Crashing the Clinic

By Michael Pottash MD MPH

A few years ago, I began loitering around our pulmonary medicine teaching clinic hoping that my presence would prompt the pulmonary fellows to ask their sicker patients what they understood about advanced lung disease. I even hoped that I might be invited into the patient’s room so that the fellow and I could assess their disease state awareness and provide education if the patient so desired.

We know these conversations are important but we worry about not having the time, of depriving a sick person of hope, of not having the skill to navigate a difficult conversation, and we often assume that patients know how sick they are. And yet, patients desire the opportunity to hear this information and want their clinicians to initiate the conversation. My plan was to show the fellows that patients welcome these conversations, and they can be incorporated into a busy clinical practice.

In working with the fellows, I deemphasized clinical outcomes: We rarely discussed advance directives, code status, or hospice (not to say that we didn’t make a hospice referral or two). We focused on the process of the conversation: asking permission, questioning more than telling, listening more than speaking.

I always recorded the time when I entered and exited the patient’s room. On average, these conversations took thirteen minutes and never more than thirty (for some of the more acute cases). In debriefing, I would always ask the fellow how much time they felt had passed. Inevitably they would overestimate and be surprised by how little time it took to cover so much technical and emotional information with their patient.

Besides seeing how grateful patients were to have had this opportunity, the most rewarding part of the educational experience was when fellows admitted their surprise, despite their assumptions, that patients did not know the stage of their illness, nor what to expect. They couldn’t understand how a patient tethered to an oxygen tank or having been admitted to the hospital several times last month did not know how sick they were. These fellows spend the other half of their training running a busy intensive care unit, and I know their dismay in admitting a critically ill person for the final days of life. I know their frustration when the patient or their family don’t seem to know the extent of the illness. And I watched them realize that the problem was here in their clinic.

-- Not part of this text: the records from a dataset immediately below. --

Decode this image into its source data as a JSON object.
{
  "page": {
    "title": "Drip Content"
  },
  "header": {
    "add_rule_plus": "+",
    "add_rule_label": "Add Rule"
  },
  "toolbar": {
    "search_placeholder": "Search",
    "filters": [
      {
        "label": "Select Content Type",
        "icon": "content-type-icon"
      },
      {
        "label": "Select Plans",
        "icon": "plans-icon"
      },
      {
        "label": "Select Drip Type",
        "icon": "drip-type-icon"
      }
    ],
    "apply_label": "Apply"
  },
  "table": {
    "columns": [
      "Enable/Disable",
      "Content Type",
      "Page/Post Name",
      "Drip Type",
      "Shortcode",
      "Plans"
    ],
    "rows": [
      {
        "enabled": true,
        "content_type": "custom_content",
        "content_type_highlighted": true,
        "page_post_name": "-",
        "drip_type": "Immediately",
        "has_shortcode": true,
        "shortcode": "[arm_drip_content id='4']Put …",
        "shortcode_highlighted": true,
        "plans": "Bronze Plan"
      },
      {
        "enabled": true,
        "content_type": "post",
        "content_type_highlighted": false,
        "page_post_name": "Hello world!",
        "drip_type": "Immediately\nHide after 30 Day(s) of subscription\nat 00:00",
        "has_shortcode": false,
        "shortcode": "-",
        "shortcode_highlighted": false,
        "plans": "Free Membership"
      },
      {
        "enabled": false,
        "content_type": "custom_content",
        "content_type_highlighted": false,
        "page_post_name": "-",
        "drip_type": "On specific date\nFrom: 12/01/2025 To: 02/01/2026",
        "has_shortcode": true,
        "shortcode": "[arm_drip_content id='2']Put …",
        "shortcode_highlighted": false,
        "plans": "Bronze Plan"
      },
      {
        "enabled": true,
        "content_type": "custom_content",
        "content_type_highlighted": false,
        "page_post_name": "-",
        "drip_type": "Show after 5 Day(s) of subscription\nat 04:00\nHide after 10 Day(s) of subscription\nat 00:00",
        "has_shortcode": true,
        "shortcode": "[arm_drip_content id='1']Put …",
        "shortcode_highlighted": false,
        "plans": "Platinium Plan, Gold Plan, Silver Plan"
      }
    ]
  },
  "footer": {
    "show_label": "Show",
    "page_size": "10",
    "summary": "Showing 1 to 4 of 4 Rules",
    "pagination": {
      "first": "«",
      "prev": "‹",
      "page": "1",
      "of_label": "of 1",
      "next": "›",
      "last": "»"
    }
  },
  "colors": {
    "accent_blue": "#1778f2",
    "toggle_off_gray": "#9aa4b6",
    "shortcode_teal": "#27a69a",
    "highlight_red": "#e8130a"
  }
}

I remember one such patient. She was thin, frail, and short of breath at rest, even with the assist of her oxygen tank. She must know what comes next, the fellow told me. I suggested we find out. She had a sense of how sick she was, but no one had ever asked if she knew nor gave her the opportunity to ask questions about the future. The fellow admitted that he wouldn’t have asked, assuming she must have known, feeling pressured to move to the next patient, scared to make her depressed. To his surprise, the patient expressed her gratitude. The fellow admitted that in less than ten minutes we provided her with the most important doctor’s appointment of her life.

I got busy and I don’t hang out in the fellow’s pulmonary clinic anymore. Though I still think about that time and wonder what I learned. I didn’t keep track of how many advance directives we completed. I don’t remember how many DNR orders we entered. But I remember how we felt in those moments when the patient expressed their gratitude for the difficult information. I remember when the fellow realized that they could make a difference for the patient with a few minutes and some open-ended questions. And I remember that our learners need the opportunity to practice these conversations with their patients so that, like any other clinical skill, they will improve.

These conversations are the first thing to be jettisoned when we feel uncomfortable, or clinic gets busy. Educators should prioritize these conversations so that their learners have practice opportunities in training.

Michael Pottash MD MPH is a palliative medicine physician at MedStar Washington Hospital Center and associate professor of medicine at Georgetown University School of Medicine.